Data section

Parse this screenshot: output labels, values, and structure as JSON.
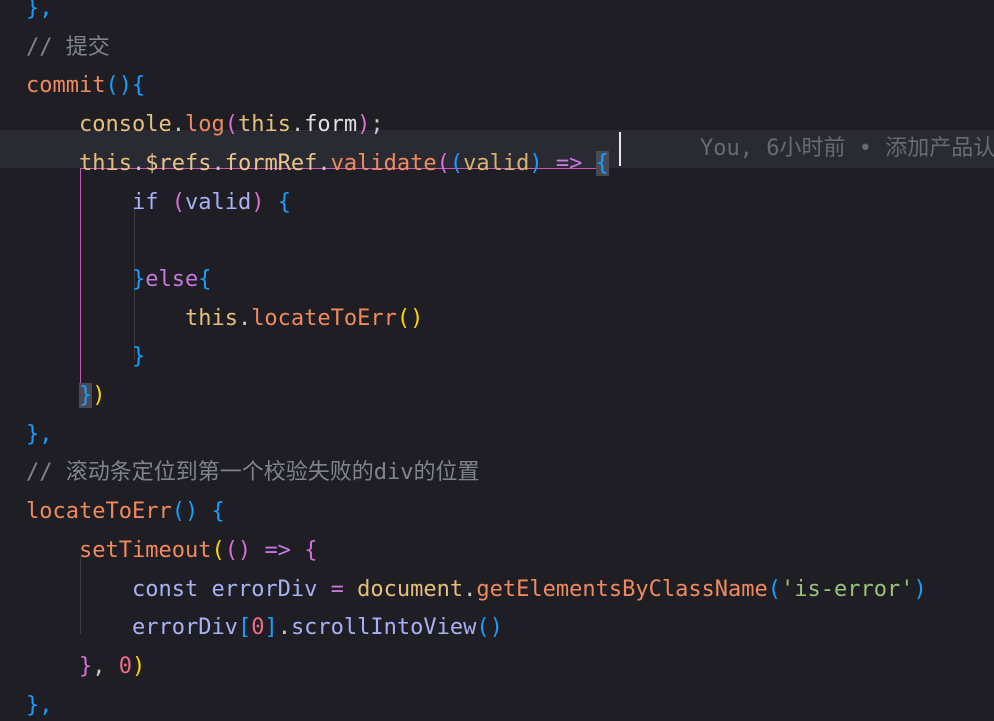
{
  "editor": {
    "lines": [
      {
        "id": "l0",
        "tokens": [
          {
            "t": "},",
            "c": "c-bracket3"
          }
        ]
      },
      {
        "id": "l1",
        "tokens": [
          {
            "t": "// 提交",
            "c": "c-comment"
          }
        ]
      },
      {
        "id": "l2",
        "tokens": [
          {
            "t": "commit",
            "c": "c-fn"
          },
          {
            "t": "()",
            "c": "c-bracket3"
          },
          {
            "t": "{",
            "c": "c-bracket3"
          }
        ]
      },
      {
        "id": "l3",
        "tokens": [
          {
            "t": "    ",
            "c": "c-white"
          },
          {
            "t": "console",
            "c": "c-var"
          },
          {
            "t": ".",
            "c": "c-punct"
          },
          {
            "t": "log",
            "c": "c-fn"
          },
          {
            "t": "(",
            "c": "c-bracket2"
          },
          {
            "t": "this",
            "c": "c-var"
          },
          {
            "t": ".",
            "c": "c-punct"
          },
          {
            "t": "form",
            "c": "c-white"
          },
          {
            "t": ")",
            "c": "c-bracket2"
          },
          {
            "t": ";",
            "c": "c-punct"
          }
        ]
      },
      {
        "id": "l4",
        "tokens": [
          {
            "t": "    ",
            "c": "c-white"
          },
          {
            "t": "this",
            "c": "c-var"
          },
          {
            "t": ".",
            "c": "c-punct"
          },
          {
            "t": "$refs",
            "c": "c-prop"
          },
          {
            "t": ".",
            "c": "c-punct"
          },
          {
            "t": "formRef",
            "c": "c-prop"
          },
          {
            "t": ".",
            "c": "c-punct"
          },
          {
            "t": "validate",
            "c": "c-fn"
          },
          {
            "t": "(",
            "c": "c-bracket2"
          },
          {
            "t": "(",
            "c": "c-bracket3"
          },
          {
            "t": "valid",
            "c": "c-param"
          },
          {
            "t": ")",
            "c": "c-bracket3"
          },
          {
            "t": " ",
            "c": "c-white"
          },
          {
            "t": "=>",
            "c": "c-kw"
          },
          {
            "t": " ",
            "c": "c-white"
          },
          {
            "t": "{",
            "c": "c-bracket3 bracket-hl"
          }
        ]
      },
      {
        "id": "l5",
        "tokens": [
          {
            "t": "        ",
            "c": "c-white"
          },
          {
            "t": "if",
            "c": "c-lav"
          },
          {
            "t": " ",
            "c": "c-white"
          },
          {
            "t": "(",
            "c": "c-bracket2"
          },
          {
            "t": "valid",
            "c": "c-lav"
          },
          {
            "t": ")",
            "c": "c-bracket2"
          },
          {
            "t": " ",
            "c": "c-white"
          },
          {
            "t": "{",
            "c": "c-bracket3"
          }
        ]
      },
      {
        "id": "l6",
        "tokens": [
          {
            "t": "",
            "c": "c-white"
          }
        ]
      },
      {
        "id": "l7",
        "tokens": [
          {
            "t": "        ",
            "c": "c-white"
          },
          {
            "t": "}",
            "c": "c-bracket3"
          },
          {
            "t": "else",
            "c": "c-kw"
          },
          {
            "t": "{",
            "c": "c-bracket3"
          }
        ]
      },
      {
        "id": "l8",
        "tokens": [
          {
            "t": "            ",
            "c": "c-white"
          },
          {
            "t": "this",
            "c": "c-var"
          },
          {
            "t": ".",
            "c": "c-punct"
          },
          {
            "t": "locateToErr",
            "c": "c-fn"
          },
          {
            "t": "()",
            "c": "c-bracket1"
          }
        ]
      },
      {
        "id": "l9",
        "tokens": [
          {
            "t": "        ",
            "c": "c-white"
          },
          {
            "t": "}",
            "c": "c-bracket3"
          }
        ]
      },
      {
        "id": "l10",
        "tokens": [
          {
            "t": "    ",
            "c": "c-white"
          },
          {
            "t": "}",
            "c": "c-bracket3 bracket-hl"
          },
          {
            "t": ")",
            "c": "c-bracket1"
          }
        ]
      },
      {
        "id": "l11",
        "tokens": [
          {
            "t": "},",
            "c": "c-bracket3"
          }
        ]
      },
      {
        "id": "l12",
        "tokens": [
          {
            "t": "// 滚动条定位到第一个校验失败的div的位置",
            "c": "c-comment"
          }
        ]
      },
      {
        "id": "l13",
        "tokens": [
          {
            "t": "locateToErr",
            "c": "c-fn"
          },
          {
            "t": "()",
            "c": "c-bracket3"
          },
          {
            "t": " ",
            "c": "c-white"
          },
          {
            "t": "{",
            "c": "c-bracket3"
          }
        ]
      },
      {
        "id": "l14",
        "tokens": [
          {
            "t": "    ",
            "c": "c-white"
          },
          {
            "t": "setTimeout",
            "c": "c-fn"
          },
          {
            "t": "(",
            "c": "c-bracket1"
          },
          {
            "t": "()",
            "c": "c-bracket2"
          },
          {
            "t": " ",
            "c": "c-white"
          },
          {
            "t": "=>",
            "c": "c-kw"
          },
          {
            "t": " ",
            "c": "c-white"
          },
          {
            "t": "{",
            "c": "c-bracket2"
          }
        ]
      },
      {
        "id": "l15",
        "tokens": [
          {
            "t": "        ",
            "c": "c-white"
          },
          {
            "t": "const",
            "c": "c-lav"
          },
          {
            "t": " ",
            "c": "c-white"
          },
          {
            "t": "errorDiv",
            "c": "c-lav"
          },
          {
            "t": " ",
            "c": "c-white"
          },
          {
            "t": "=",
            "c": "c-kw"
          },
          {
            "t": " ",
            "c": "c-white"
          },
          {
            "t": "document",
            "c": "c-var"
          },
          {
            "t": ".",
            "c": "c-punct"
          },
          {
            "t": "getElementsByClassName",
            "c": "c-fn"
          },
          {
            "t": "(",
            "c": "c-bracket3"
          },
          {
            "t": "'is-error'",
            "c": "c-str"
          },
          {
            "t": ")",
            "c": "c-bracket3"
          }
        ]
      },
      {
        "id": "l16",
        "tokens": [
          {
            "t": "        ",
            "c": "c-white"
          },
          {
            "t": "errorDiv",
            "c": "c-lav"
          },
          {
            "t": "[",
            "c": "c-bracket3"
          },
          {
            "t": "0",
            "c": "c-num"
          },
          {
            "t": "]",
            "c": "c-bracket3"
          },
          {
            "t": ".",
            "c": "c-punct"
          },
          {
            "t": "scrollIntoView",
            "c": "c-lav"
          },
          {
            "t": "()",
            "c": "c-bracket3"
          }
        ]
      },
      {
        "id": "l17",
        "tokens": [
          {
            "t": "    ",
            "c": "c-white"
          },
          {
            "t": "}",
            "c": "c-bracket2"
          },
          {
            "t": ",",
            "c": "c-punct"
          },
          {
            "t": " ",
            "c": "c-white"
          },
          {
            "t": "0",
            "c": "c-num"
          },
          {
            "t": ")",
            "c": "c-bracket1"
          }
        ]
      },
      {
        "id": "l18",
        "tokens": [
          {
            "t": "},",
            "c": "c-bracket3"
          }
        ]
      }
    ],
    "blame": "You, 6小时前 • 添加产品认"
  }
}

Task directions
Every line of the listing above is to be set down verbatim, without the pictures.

Task result
Parse this screenshot: output labels, values, and structure as JSON.
{
  "editor": {
    "lines": [
      {
        "id": "l0",
        "tokens": [
          {
            "t": "},",
            "c": "c-bracket3"
          }
        ]
      },
      {
        "id": "l1",
        "tokens": [
          {
            "t": "// 提交",
            "c": "c-comment"
          }
        ]
      },
      {
        "id": "l2",
        "tokens": [
          {
            "t": "commit",
            "c": "c-fn"
          },
          {
            "t": "()",
            "c": "c-bracket3"
          },
          {
            "t": "{",
            "c": "c-bracket3"
          }
        ]
      },
      {
        "id": "l3",
        "tokens": [
          {
            "t": "    ",
            "c": "c-white"
          },
          {
            "t": "console",
            "c": "c-var"
          },
          {
            "t": ".",
            "c": "c-punct"
          },
          {
            "t": "log",
            "c": "c-fn"
          },
          {
            "t": "(",
            "c": "c-bracket2"
          },
          {
            "t": "this",
            "c": "c-var"
          },
          {
            "t": ".",
            "c": "c-punct"
          },
          {
            "t": "form",
            "c": "c-white"
          },
          {
            "t": ")",
            "c": "c-bracket2"
          },
          {
            "t": ";",
            "c": "c-punct"
          }
        ]
      },
      {
        "id": "l4",
        "tokens": [
          {
            "t": "    ",
            "c": "c-white"
          },
          {
            "t": "this",
            "c": "c-var"
          },
          {
            "t": ".",
            "c": "c-punct"
          },
          {
            "t": "$refs",
            "c": "c-prop"
          },
          {
            "t": ".",
            "c": "c-punct"
          },
          {
            "t": "formRef",
            "c": "c-prop"
          },
          {
            "t": ".",
            "c": "c-punct"
          },
          {
            "t": "validate",
            "c": "c-fn"
          },
          {
            "t": "(",
            "c": "c-bracket2"
          },
          {
            "t": "(",
            "c": "c-bracket3"
          },
          {
            "t": "valid",
            "c": "c-param"
          },
          {
            "t": ")",
            "c": "c-bracket3"
          },
          {
            "t": " ",
            "c": "c-white"
          },
          {
            "t": "=>",
            "c": "c-kw"
          },
          {
            "t": " ",
            "c": "c-white"
          },
          {
            "t": "{",
            "c": "c-bracket3 bracket-hl"
          }
        ]
      },
      {
        "id": "l5",
        "tokens": [
          {
            "t": "        ",
            "c": "c-white"
          },
          {
            "t": "if",
            "c": "c-lav"
          },
          {
            "t": " ",
            "c": "c-white"
          },
          {
            "t": "(",
            "c": "c-bracket2"
          },
          {
            "t": "valid",
            "c": "c-lav"
          },
          {
            "t": ")",
            "c": "c-bracket2"
          },
          {
            "t": " ",
            "c": "c-white"
          },
          {
            "t": "{",
            "c": "c-bracket3"
          }
        ]
      },
      {
        "id": "l6",
        "tokens": [
          {
            "t": "",
            "c": "c-white"
          }
        ]
      },
      {
        "id": "l7",
        "tokens": [
          {
            "t": "        ",
            "c": "c-white"
          },
          {
            "t": "}",
            "c": "c-bracket3"
          },
          {
            "t": "else",
            "c": "c-kw"
          },
          {
            "t": "{",
            "c": "c-bracket3"
          }
        ]
      },
      {
        "id": "l8",
        "tokens": [
          {
            "t": "            ",
            "c": "c-white"
          },
          {
            "t": "this",
            "c": "c-var"
          },
          {
            "t": ".",
            "c": "c-punct"
          },
          {
            "t": "locateToErr",
            "c": "c-fn"
          },
          {
            "t": "()",
            "c": "c-bracket1"
          }
        ]
      },
      {
        "id": "l9",
        "tokens": [
          {
            "t": "        ",
            "c": "c-white"
          },
          {
            "t": "}",
            "c": "c-bracket3"
          }
        ]
      },
      {
        "id": "l10",
        "tokens": [
          {
            "t": "    ",
            "c": "c-white"
          },
          {
            "t": "}",
            "c": "c-bracket3 bracket-hl"
          },
          {
            "t": ")",
            "c": "c-bracket1"
          }
        ]
      },
      {
        "id": "l11",
        "tokens": [
          {
            "t": "},",
            "c": "c-bracket3"
          }
        ]
      },
      {
        "id": "l12",
        "tokens": [
          {
            "t": "// 滚动条定位到第一个校验失败的div的位置",
            "c": "c-comment"
          }
        ]
      },
      {
        "id": "l13",
        "tokens": [
          {
            "t": "locateToErr",
            "c": "c-fn"
          },
          {
            "t": "()",
            "c": "c-bracket3"
          },
          {
            "t": " ",
            "c": "c-white"
          },
          {
            "t": "{",
            "c": "c-bracket3"
          }
        ]
      },
      {
        "id": "l14",
        "tokens": [
          {
            "t": "    ",
            "c": "c-white"
          },
          {
            "t": "setTimeout",
            "c": "c-fn"
          },
          {
            "t": "(",
            "c": "c-bracket1"
          },
          {
            "t": "()",
            "c": "c-bracket2"
          },
          {
            "t": " ",
            "c": "c-white"
          },
          {
            "t": "=>",
            "c": "c-kw"
          },
          {
            "t": " ",
            "c": "c-white"
          },
          {
            "t": "{",
            "c": "c-bracket2"
          }
        ]
      },
      {
        "id": "l15",
        "tokens": [
          {
            "t": "        ",
            "c": "c-white"
          },
          {
            "t": "const",
            "c": "c-lav"
          },
          {
            "t": " ",
            "c": "c-white"
          },
          {
            "t": "errorDiv",
            "c": "c-lav"
          },
          {
            "t": " ",
            "c": "c-white"
          },
          {
            "t": "=",
            "c": "c-kw"
          },
          {
            "t": " ",
            "c": "c-white"
          },
          {
            "t": "document",
            "c": "c-var"
          },
          {
            "t": ".",
            "c": "c-punct"
          },
          {
            "t": "getElementsByClassName",
            "c": "c-fn"
          },
          {
            "t": "(",
            "c": "c-bracket3"
          },
          {
            "t": "'is-error'",
            "c": "c-str"
          },
          {
            "t": ")",
            "c": "c-bracket3"
          }
        ]
      },
      {
        "id": "l16",
        "tokens": [
          {
            "t": "        ",
            "c": "c-white"
          },
          {
            "t": "errorDiv",
            "c": "c-lav"
          },
          {
            "t": "[",
            "c": "c-bracket3"
          },
          {
            "t": "0",
            "c": "c-num"
          },
          {
            "t": "]",
            "c": "c-bracket3"
          },
          {
            "t": ".",
            "c": "c-punct"
          },
          {
            "t": "scrollIntoView",
            "c": "c-lav"
          },
          {
            "t": "()",
            "c": "c-bracket3"
          }
        ]
      },
      {
        "id": "l17",
        "tokens": [
          {
            "t": "    ",
            "c": "c-white"
          },
          {
            "t": "}",
            "c": "c-bracket2"
          },
          {
            "t": ",",
            "c": "c-punct"
          },
          {
            "t": " ",
            "c": "c-white"
          },
          {
            "t": "0",
            "c": "c-num"
          },
          {
            "t": ")",
            "c": "c-bracket1"
          }
        ]
      },
      {
        "id": "l18",
        "tokens": [
          {
            "t": "},",
            "c": "c-bracket3"
          }
        ]
      }
    ],
    "blame": "You, 6小时前 • 添加产品认"
  }
}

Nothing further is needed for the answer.